• _What is required_
What is needed here is every entry, retyped exactly.

• • • • •

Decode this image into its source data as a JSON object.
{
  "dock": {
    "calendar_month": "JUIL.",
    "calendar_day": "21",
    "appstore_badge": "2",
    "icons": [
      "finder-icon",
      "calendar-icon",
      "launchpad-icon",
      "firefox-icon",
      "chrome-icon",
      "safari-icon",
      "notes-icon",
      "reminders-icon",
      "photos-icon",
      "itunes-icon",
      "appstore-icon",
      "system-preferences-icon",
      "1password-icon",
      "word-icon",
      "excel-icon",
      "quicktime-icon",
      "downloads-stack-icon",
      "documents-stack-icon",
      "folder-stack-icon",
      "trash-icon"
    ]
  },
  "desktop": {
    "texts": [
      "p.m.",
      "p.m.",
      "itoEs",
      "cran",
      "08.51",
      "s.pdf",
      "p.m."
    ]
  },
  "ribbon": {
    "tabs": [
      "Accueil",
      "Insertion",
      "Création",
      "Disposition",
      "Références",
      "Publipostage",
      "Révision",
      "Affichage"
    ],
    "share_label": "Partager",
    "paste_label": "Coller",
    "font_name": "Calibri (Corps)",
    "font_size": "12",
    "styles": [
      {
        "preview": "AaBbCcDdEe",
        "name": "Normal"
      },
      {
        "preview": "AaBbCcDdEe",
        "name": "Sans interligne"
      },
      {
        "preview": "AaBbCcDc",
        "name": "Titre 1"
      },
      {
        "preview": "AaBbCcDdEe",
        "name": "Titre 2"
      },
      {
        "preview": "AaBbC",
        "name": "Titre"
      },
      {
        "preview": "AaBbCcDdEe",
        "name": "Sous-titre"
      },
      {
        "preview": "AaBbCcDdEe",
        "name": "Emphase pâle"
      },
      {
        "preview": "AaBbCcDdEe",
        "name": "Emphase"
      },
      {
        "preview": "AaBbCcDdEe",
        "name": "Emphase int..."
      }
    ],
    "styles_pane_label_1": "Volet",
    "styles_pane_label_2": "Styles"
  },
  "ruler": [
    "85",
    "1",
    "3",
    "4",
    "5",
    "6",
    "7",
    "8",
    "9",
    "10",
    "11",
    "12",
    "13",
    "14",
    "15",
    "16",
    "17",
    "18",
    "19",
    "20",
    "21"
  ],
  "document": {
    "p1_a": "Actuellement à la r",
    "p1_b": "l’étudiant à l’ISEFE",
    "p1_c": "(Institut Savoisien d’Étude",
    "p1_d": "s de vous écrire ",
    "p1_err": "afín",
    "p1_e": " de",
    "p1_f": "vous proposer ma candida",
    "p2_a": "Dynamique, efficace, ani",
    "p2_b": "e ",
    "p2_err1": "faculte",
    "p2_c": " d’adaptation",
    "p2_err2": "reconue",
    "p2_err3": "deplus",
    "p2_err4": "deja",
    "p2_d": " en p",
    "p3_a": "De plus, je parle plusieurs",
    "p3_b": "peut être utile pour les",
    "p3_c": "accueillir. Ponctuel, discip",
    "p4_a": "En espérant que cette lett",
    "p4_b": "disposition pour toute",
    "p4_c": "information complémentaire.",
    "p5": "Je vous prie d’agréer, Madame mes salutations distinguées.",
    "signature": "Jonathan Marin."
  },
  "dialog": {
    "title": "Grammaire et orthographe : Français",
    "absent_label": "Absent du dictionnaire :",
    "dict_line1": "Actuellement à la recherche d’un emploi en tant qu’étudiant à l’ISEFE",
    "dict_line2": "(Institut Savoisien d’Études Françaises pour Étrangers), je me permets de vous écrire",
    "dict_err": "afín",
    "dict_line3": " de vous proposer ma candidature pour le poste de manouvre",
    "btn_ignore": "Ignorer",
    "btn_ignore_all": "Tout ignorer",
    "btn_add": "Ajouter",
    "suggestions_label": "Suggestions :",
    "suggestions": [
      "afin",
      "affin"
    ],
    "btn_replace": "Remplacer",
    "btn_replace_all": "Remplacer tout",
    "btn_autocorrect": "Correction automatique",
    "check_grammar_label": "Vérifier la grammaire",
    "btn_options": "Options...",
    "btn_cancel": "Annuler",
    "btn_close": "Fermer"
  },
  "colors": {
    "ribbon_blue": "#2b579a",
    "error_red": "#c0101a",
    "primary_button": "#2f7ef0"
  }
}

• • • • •

• _Response to this exercise_
Decode this image into its source data as a JSON object.
{
  "dock": {
    "calendar_month": "JUIL.",
    "calendar_day": "21",
    "appstore_badge": "2",
    "icons": [
      "finder-icon",
      "calendar-icon",
      "launchpad-icon",
      "firefox-icon",
      "chrome-icon",
      "safari-icon",
      "notes-icon",
      "reminders-icon",
      "photos-icon",
      "itunes-icon",
      "appstore-icon",
      "system-preferences-icon",
      "1password-icon",
      "word-icon",
      "excel-icon",
      "quicktime-icon",
      "downloads-stack-icon",
      "documents-stack-icon",
      "folder-stack-icon",
      "trash-icon"
    ]
  },
  "desktop": {
    "texts": [
      "p.m.",
      "p.m.",
      "itoEs",
      "cran",
      "08.51",
      "s.pdf",
      "p.m."
    ]
  },
  "ribbon": {
    "tabs": [
      "Accueil",
      "Insertion",
      "Création",
      "Disposition",
      "Références",
      "Publipostage",
      "Révision",
      "Affichage"
    ],
    "share_label": "Partager",
    "paste_label": "Coller",
    "font_name": "Calibri (Corps)",
    "font_size": "12",
    "styles": [
      {
        "preview": "AaBbCcDdEe",
        "name": "Normal"
      },
      {
        "preview": "AaBbCcDdEe",
        "name": "Sans interligne"
      },
      {
        "preview": "AaBbCcDc",
        "name": "Titre 1"
      },
      {
        "preview": "AaBbCcDdEe",
        "name": "Titre 2"
      },
      {
        "preview": "AaBbC",
        "name": "Titre"
      },
      {
        "preview": "AaBbCcDdEe",
        "name": "Sous-titre"
      },
      {
        "preview": "AaBbCcDdEe",
        "name": "Emphase pâle"
      },
      {
        "preview": "AaBbCcDdEe",
        "name": "Emphase"
      },
      {
        "preview": "AaBbCcDdEe",
        "name": "Emphase int..."
      }
    ],
    "styles_pane_label_1": "Volet",
    "styles_pane_label_2": "Styles"
  },
  "ruler": [
    "85",
    "1",
    "3",
    "4",
    "5",
    "6",
    "7",
    "8",
    "9",
    "10",
    "11",
    "12",
    "13",
    "14",
    "15",
    "16",
    "17",
    "18",
    "19",
    "20",
    "21"
  ],
  "document": {
    "p1_a": "Actuellement à la r",
    "p1_b": "l’étudiant à l’ISEFE",
    "p1_c": "(Institut Savoisien d’Étude",
    "p1_d": "s de vous écrire ",
    "p1_err": "afín",
    "p1_e": " de",
    "p1_f": "vous proposer ma candida",
    "p2_a": "Dynamique, efficace, ani",
    "p2_b": "e ",
    "p2_err1": "faculte",
    "p2_c": " d’adaptation",
    "p2_err2": "reconue",
    "p2_err3": "deplus",
    "p2_err4": "deja",
    "p2_d": " en p",
    "p3_a": "De plus, je parle plusieurs",
    "p3_b": "peut être utile pour les",
    "p3_c": "accueillir. Ponctuel, discip",
    "p4_a": "En espérant que cette lett",
    "p4_b": "disposition pour toute",
    "p4_c": "information complémentaire.",
    "p5": "Je vous prie d’agréer, Madame mes salutations distinguées.",
    "signature": "Jonathan Marin."
  },
  "dialog": {
    "title": "Grammaire et orthographe : Français",
    "absent_label": "Absent du dictionnaire :",
    "dict_line1": "Actuellement à la recherche d’un emploi en tant qu’étudiant à l’ISEFE",
    "dict_line2": "(Institut Savoisien d’Études Françaises pour Étrangers), je me permets de vous écrire",
    "dict_err": "afín",
    "dict_line3": " de vous proposer ma candidature pour le poste de manouvre",
    "btn_ignore": "Ignorer",
    "btn_ignore_all": "Tout ignorer",
    "btn_add": "Ajouter",
    "suggestions_label": "Suggestions :",
    "suggestions": [
      "afin",
      "affin"
    ],
    "btn_replace": "Remplacer",
    "btn_replace_all": "Remplacer tout",
    "btn_autocorrect": "Correction automatique",
    "check_grammar_label": "Vérifier la grammaire",
    "btn_options": "Options...",
    "btn_cancel": "Annuler",
    "btn_close": "Fermer"
  },
  "colors": {
    "ribbon_blue": "#2b579a",
    "error_red": "#c0101a",
    "primary_button": "#2f7ef0"
  }
}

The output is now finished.